What is expected: Below are records; work out how many of their lines contain the word "selected" and reply with the number only.

Dataset content:
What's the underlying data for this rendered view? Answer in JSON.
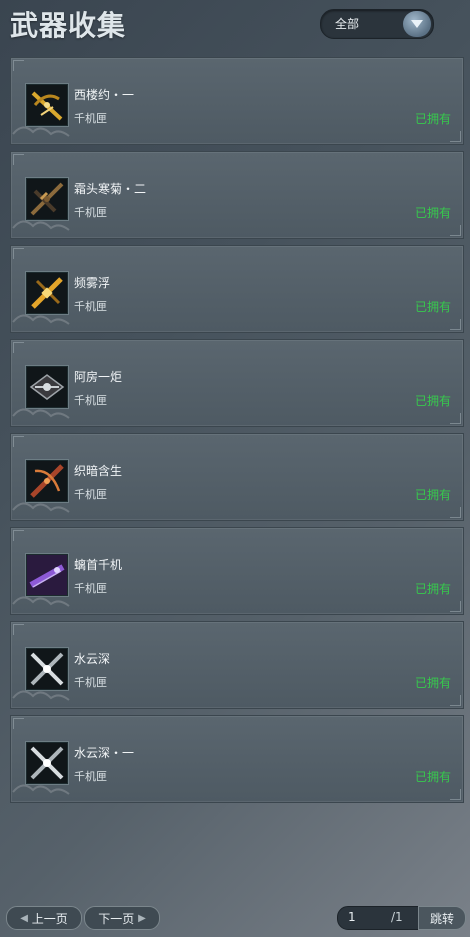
{
  "header": {
    "title": "武器收集"
  },
  "filter": {
    "selected": "全部",
    "icon": "chevron-down-icon"
  },
  "items": [
    {
      "name": "西楼约・一",
      "type": "千机匣",
      "status": "已拥有",
      "icon": "weapon-gold-crossbow-icon"
    },
    {
      "name": "霜头寒菊・二",
      "type": "千机匣",
      "status": "已拥有",
      "icon": "weapon-dark-crossbow-icon"
    },
    {
      "name": "频雾浮",
      "type": "千机匣",
      "status": "已拥有",
      "icon": "weapon-yellow-crossbow-icon"
    },
    {
      "name": "阿房一炬",
      "type": "千机匣",
      "status": "已拥有",
      "icon": "weapon-silver-crossbow-icon"
    },
    {
      "name": "织暗含生",
      "type": "千机匣",
      "status": "已拥有",
      "icon": "weapon-red-crossbow-icon"
    },
    {
      "name": "螭首千机",
      "type": "千机匣",
      "status": "已拥有",
      "icon": "weapon-purple-crossbow-icon"
    },
    {
      "name": "水云深",
      "type": "千机匣",
      "status": "已拥有",
      "icon": "weapon-white-crossbow-icon"
    },
    {
      "name": "水云深・一",
      "type": "千机匣",
      "status": "已拥有",
      "icon": "weapon-white-crossbow-icon"
    }
  ],
  "pager": {
    "prev_label": "上一页",
    "next_label": "下一页",
    "current_page": "1",
    "total": "/1",
    "jump_label": "跳转"
  },
  "colors": {
    "owned": "#37c94d",
    "card_bg": "#56626b",
    "accent": "#5b7185"
  }
}
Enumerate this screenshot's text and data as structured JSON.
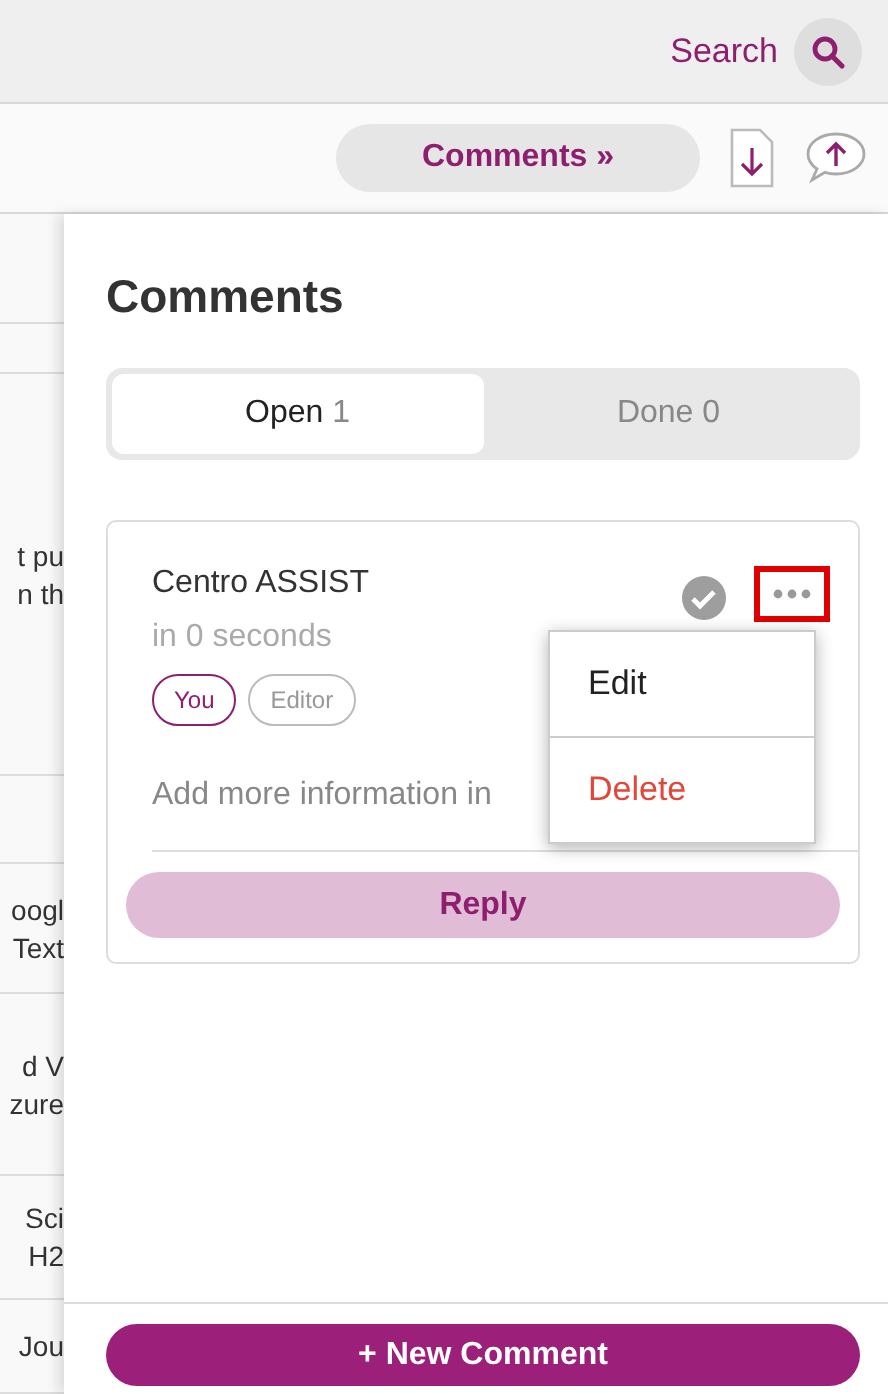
{
  "top_bar": {
    "search_label": "Search"
  },
  "toolbar": {
    "comments_button": "Comments »"
  },
  "background_rows": [
    {
      "lines": []
    },
    {
      "lines": []
    },
    {
      "lines": [
        "t pu",
        "n th"
      ]
    },
    {
      "lines": []
    },
    {
      "lines": [
        "oogl",
        "Text"
      ]
    },
    {
      "lines": [
        "d V",
        "zure"
      ]
    },
    {
      "lines": [
        "Sci",
        "H2"
      ]
    },
    {
      "lines": [
        "Jou"
      ]
    }
  ],
  "panel": {
    "title": "Comments",
    "tabs": [
      {
        "label": "Open",
        "count": "1",
        "selected": true
      },
      {
        "label": "Done",
        "count": "0",
        "selected": false
      }
    ],
    "comments": [
      {
        "author": "Centro ASSIST",
        "time": "in 0 seconds",
        "resolved": false,
        "more_highlighted": true,
        "tags": [
          {
            "label": "You",
            "kind": "self"
          },
          {
            "label": "Editor",
            "kind": "role"
          }
        ],
        "body": "Add more information in",
        "menu": [
          {
            "label": "Edit",
            "kind": "normal"
          },
          {
            "label": "Delete",
            "kind": "danger"
          }
        ],
        "reply_button": "Reply"
      }
    ],
    "new_button": "+ New Comment"
  }
}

Exercise result: 3